Will you output all of the data below exactly, omitting the images?
━━━━━━━━
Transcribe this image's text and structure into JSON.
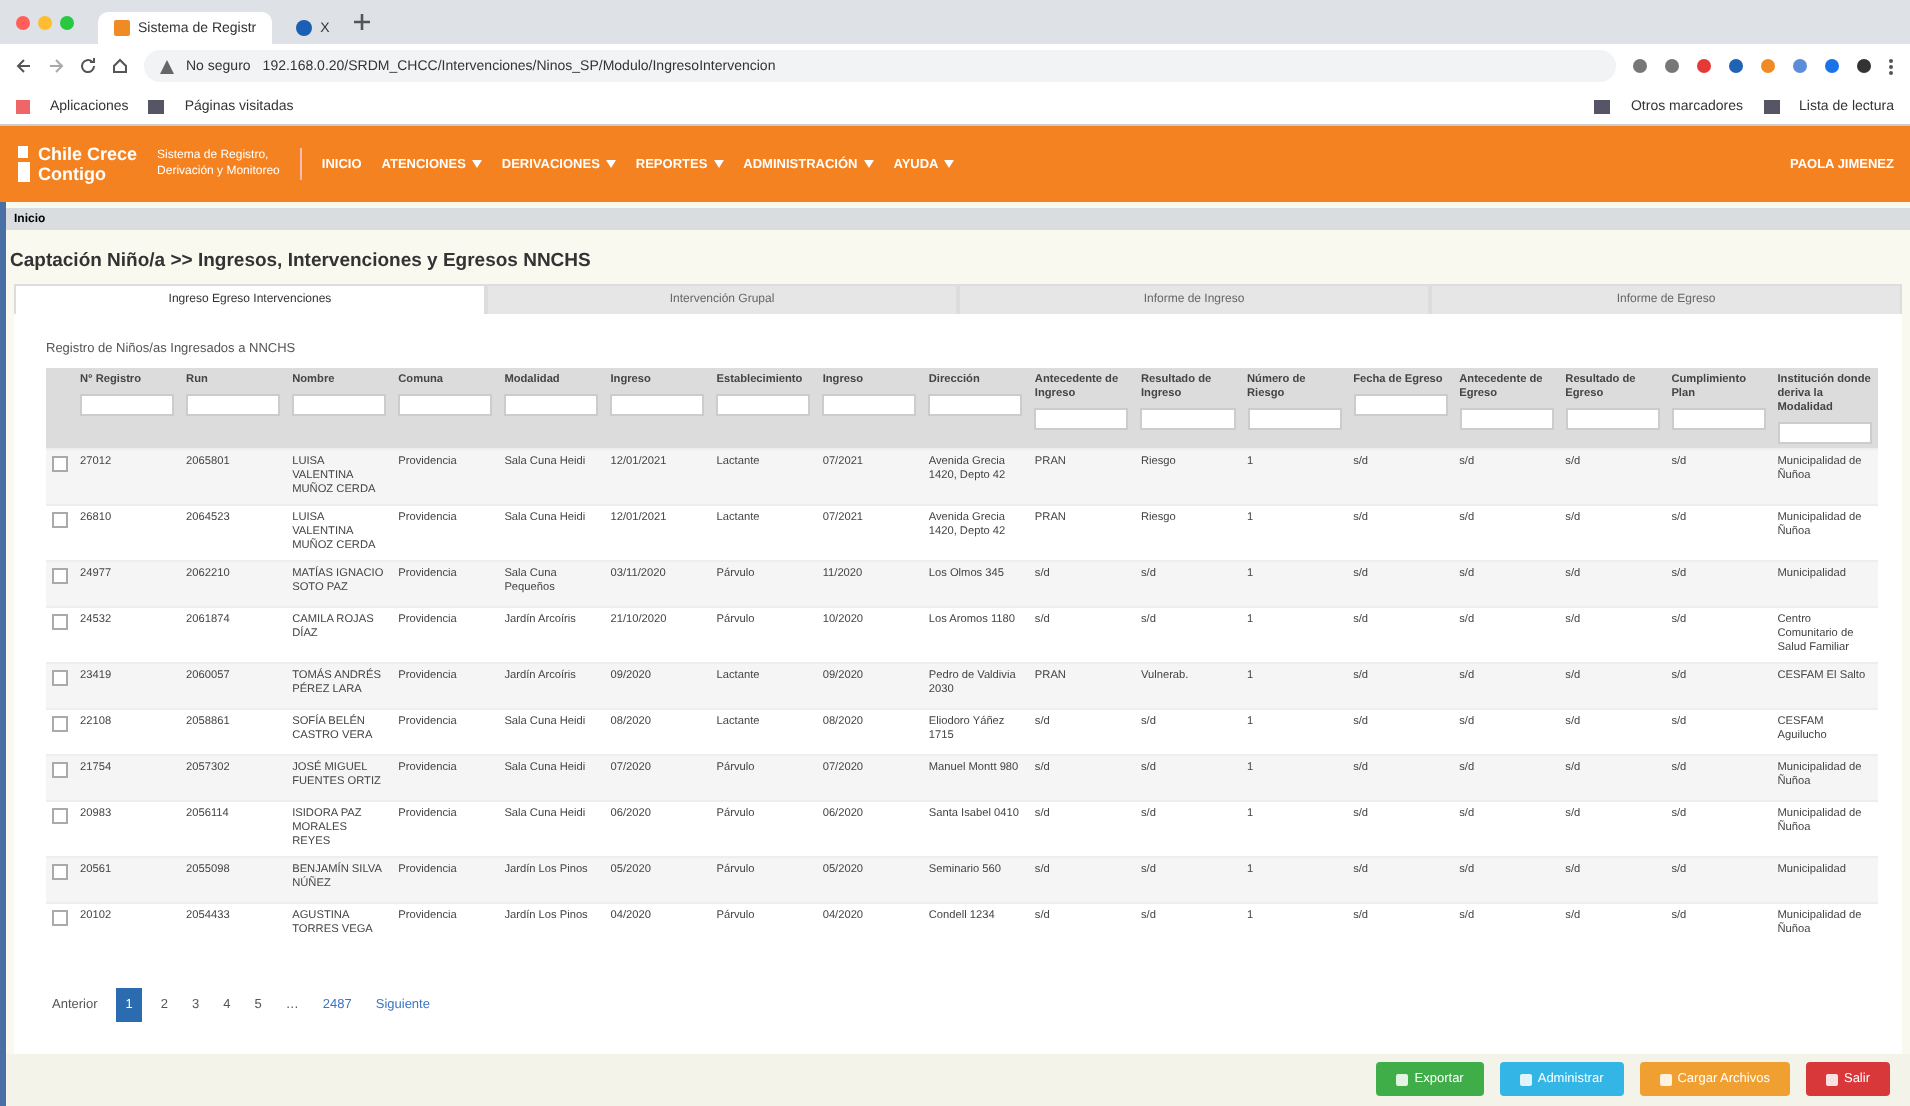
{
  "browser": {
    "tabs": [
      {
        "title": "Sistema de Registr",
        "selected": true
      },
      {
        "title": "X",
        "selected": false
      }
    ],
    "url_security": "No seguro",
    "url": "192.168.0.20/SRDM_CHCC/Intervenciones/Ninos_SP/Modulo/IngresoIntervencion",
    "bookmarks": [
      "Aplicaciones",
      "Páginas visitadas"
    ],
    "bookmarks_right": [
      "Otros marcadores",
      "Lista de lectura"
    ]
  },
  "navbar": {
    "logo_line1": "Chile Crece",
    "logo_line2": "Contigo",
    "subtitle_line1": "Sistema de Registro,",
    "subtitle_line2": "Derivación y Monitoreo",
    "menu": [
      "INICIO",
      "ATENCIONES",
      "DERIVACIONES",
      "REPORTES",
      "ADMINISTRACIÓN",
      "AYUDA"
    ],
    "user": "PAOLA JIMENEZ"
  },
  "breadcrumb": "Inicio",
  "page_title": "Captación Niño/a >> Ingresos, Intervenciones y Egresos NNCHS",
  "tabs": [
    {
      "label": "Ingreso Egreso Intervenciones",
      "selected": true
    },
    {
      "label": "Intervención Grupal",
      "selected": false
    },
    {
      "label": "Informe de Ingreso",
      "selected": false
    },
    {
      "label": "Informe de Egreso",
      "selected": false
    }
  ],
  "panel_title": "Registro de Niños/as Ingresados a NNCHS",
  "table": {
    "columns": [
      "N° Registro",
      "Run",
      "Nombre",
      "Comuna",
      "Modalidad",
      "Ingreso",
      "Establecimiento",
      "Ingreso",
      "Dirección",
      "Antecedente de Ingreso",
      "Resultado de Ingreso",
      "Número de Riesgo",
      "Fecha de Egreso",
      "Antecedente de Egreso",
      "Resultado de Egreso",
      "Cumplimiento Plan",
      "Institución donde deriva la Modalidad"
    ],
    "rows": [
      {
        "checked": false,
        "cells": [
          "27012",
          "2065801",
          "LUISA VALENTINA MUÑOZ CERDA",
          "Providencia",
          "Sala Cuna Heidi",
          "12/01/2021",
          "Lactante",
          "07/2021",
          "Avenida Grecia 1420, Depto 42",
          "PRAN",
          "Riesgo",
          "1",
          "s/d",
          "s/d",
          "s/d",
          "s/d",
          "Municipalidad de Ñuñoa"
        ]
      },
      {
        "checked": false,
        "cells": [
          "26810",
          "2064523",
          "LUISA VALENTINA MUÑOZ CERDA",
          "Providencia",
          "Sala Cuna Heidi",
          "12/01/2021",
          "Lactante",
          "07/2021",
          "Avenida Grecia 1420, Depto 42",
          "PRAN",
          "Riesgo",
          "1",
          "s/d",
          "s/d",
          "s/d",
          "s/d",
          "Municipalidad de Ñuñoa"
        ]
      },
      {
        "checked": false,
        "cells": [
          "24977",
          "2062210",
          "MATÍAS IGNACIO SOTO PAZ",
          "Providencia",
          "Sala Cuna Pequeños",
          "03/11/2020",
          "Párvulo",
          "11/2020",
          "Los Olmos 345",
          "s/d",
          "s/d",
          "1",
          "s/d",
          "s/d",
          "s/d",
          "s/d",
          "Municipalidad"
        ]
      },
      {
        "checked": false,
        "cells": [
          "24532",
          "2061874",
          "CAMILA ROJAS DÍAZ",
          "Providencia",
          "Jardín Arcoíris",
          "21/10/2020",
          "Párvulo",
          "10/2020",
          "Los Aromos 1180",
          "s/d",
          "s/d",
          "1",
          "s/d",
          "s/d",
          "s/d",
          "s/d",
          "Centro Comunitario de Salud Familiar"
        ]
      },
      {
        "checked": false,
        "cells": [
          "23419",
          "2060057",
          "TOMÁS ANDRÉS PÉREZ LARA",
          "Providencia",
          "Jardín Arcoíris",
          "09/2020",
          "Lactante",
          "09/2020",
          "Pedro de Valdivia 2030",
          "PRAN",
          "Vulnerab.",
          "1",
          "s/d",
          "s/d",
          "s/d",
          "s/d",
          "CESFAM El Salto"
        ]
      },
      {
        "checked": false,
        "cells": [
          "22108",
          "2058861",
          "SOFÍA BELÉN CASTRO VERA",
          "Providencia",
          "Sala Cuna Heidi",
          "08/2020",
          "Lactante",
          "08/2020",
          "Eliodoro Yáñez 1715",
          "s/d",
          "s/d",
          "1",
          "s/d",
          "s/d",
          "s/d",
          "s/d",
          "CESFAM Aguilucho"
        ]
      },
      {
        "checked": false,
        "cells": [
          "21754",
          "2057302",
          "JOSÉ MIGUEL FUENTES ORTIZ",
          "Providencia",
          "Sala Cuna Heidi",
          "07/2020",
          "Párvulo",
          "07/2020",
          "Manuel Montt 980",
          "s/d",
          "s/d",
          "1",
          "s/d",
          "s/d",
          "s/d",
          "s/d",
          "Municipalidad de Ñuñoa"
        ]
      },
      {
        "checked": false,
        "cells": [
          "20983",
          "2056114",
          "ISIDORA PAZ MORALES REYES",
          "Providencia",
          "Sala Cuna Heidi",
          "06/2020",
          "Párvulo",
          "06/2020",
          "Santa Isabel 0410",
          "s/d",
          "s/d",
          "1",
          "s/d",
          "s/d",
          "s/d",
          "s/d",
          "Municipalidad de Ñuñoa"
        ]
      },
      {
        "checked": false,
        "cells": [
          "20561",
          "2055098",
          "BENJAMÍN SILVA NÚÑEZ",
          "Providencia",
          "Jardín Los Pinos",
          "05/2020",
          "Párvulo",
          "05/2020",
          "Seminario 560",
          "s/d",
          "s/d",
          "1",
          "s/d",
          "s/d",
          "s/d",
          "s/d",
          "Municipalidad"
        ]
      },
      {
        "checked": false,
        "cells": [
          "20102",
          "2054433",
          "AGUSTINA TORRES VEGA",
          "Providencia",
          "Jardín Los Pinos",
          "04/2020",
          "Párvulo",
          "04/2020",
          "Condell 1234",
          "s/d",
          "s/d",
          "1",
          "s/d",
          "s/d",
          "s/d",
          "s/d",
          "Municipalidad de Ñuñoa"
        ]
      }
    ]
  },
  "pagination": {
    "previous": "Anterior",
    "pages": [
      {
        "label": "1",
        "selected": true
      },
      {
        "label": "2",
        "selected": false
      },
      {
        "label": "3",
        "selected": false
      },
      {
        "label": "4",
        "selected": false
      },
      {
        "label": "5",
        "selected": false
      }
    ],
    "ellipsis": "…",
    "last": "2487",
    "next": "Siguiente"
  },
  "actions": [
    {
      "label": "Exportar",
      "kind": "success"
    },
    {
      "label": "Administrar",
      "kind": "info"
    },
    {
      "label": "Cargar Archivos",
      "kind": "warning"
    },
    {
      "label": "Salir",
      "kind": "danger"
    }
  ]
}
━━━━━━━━
### [Finished exercise]
Transcribe this image's text and structure into JSON.
{
  "browser": {
    "tabs": [
      {
        "title": "Sistema de Registr",
        "selected": true
      },
      {
        "title": "X",
        "selected": false
      }
    ],
    "url_security": "No seguro",
    "url": "192.168.0.20/SRDM_CHCC/Intervenciones/Ninos_SP/Modulo/IngresoIntervencion",
    "bookmarks": [
      "Aplicaciones",
      "Páginas visitadas"
    ],
    "bookmarks_right": [
      "Otros marcadores",
      "Lista de lectura"
    ]
  },
  "navbar": {
    "logo_line1": "Chile Crece",
    "logo_line2": "Contigo",
    "subtitle_line1": "Sistema de Registro,",
    "subtitle_line2": "Derivación y Monitoreo",
    "menu": [
      "INICIO",
      "ATENCIONES",
      "DERIVACIONES",
      "REPORTES",
      "ADMINISTRACIÓN",
      "AYUDA"
    ],
    "user": "PAOLA JIMENEZ"
  },
  "breadcrumb": "Inicio",
  "page_title": "Captación Niño/a >> Ingresos, Intervenciones y Egresos NNCHS",
  "tabs": [
    {
      "label": "Ingreso Egreso Intervenciones",
      "selected": true
    },
    {
      "label": "Intervención Grupal",
      "selected": false
    },
    {
      "label": "Informe de Ingreso",
      "selected": false
    },
    {
      "label": "Informe de Egreso",
      "selected": false
    }
  ],
  "panel_title": "Registro de Niños/as Ingresados a NNCHS",
  "table": {
    "columns": [
      "N° Registro",
      "Run",
      "Nombre",
      "Comuna",
      "Modalidad",
      "Ingreso",
      "Establecimiento",
      "Ingreso",
      "Dirección",
      "Antecedente de Ingreso",
      "Resultado de Ingreso",
      "Número de Riesgo",
      "Fecha de Egreso",
      "Antecedente de Egreso",
      "Resultado de Egreso",
      "Cumplimiento Plan",
      "Institución donde deriva la Modalidad"
    ],
    "rows": [
      {
        "checked": false,
        "cells": [
          "27012",
          "2065801",
          "LUISA VALENTINA MUÑOZ CERDA",
          "Providencia",
          "Sala Cuna Heidi",
          "12/01/2021",
          "Lactante",
          "07/2021",
          "Avenida Grecia 1420, Depto 42",
          "PRAN",
          "Riesgo",
          "1",
          "s/d",
          "s/d",
          "s/d",
          "s/d",
          "Municipalidad de Ñuñoa"
        ]
      },
      {
        "checked": false,
        "cells": [
          "26810",
          "2064523",
          "LUISA VALENTINA MUÑOZ CERDA",
          "Providencia",
          "Sala Cuna Heidi",
          "12/01/2021",
          "Lactante",
          "07/2021",
          "Avenida Grecia 1420, Depto 42",
          "PRAN",
          "Riesgo",
          "1",
          "s/d",
          "s/d",
          "s/d",
          "s/d",
          "Municipalidad de Ñuñoa"
        ]
      },
      {
        "checked": false,
        "cells": [
          "24977",
          "2062210",
          "MATÍAS IGNACIO SOTO PAZ",
          "Providencia",
          "Sala Cuna Pequeños",
          "03/11/2020",
          "Párvulo",
          "11/2020",
          "Los Olmos 345",
          "s/d",
          "s/d",
          "1",
          "s/d",
          "s/d",
          "s/d",
          "s/d",
          "Municipalidad"
        ]
      },
      {
        "checked": false,
        "cells": [
          "24532",
          "2061874",
          "CAMILA ROJAS DÍAZ",
          "Providencia",
          "Jardín Arcoíris",
          "21/10/2020",
          "Párvulo",
          "10/2020",
          "Los Aromos 1180",
          "s/d",
          "s/d",
          "1",
          "s/d",
          "s/d",
          "s/d",
          "s/d",
          "Centro Comunitario de Salud Familiar"
        ]
      },
      {
        "checked": false,
        "cells": [
          "23419",
          "2060057",
          "TOMÁS ANDRÉS PÉREZ LARA",
          "Providencia",
          "Jardín Arcoíris",
          "09/2020",
          "Lactante",
          "09/2020",
          "Pedro de Valdivia 2030",
          "PRAN",
          "Vulnerab.",
          "1",
          "s/d",
          "s/d",
          "s/d",
          "s/d",
          "CESFAM El Salto"
        ]
      },
      {
        "checked": false,
        "cells": [
          "22108",
          "2058861",
          "SOFÍA BELÉN CASTRO VERA",
          "Providencia",
          "Sala Cuna Heidi",
          "08/2020",
          "Lactante",
          "08/2020",
          "Eliodoro Yáñez 1715",
          "s/d",
          "s/d",
          "1",
          "s/d",
          "s/d",
          "s/d",
          "s/d",
          "CESFAM Aguilucho"
        ]
      },
      {
        "checked": false,
        "cells": [
          "21754",
          "2057302",
          "JOSÉ MIGUEL FUENTES ORTIZ",
          "Providencia",
          "Sala Cuna Heidi",
          "07/2020",
          "Párvulo",
          "07/2020",
          "Manuel Montt 980",
          "s/d",
          "s/d",
          "1",
          "s/d",
          "s/d",
          "s/d",
          "s/d",
          "Municipalidad de Ñuñoa"
        ]
      },
      {
        "checked": false,
        "cells": [
          "20983",
          "2056114",
          "ISIDORA PAZ MORALES REYES",
          "Providencia",
          "Sala Cuna Heidi",
          "06/2020",
          "Párvulo",
          "06/2020",
          "Santa Isabel 0410",
          "s/d",
          "s/d",
          "1",
          "s/d",
          "s/d",
          "s/d",
          "s/d",
          "Municipalidad de Ñuñoa"
        ]
      },
      {
        "checked": false,
        "cells": [
          "20561",
          "2055098",
          "BENJAMÍN SILVA NÚÑEZ",
          "Providencia",
          "Jardín Los Pinos",
          "05/2020",
          "Párvulo",
          "05/2020",
          "Seminario 560",
          "s/d",
          "s/d",
          "1",
          "s/d",
          "s/d",
          "s/d",
          "s/d",
          "Municipalidad"
        ]
      },
      {
        "checked": false,
        "cells": [
          "20102",
          "2054433",
          "AGUSTINA TORRES VEGA",
          "Providencia",
          "Jardín Los Pinos",
          "04/2020",
          "Párvulo",
          "04/2020",
          "Condell 1234",
          "s/d",
          "s/d",
          "1",
          "s/d",
          "s/d",
          "s/d",
          "s/d",
          "Municipalidad de Ñuñoa"
        ]
      }
    ]
  },
  "pagination": {
    "previous": "Anterior",
    "pages": [
      {
        "label": "1",
        "selected": true
      },
      {
        "label": "2",
        "selected": false
      },
      {
        "label": "3",
        "selected": false
      },
      {
        "label": "4",
        "selected": false
      },
      {
        "label": "5",
        "selected": false
      }
    ],
    "ellipsis": "…",
    "last": "2487",
    "next": "Siguiente"
  },
  "actions": [
    {
      "label": "Exportar",
      "kind": "success"
    },
    {
      "label": "Administrar",
      "kind": "info"
    },
    {
      "label": "Cargar Archivos",
      "kind": "warning"
    },
    {
      "label": "Salir",
      "kind": "danger"
    }
  ]
}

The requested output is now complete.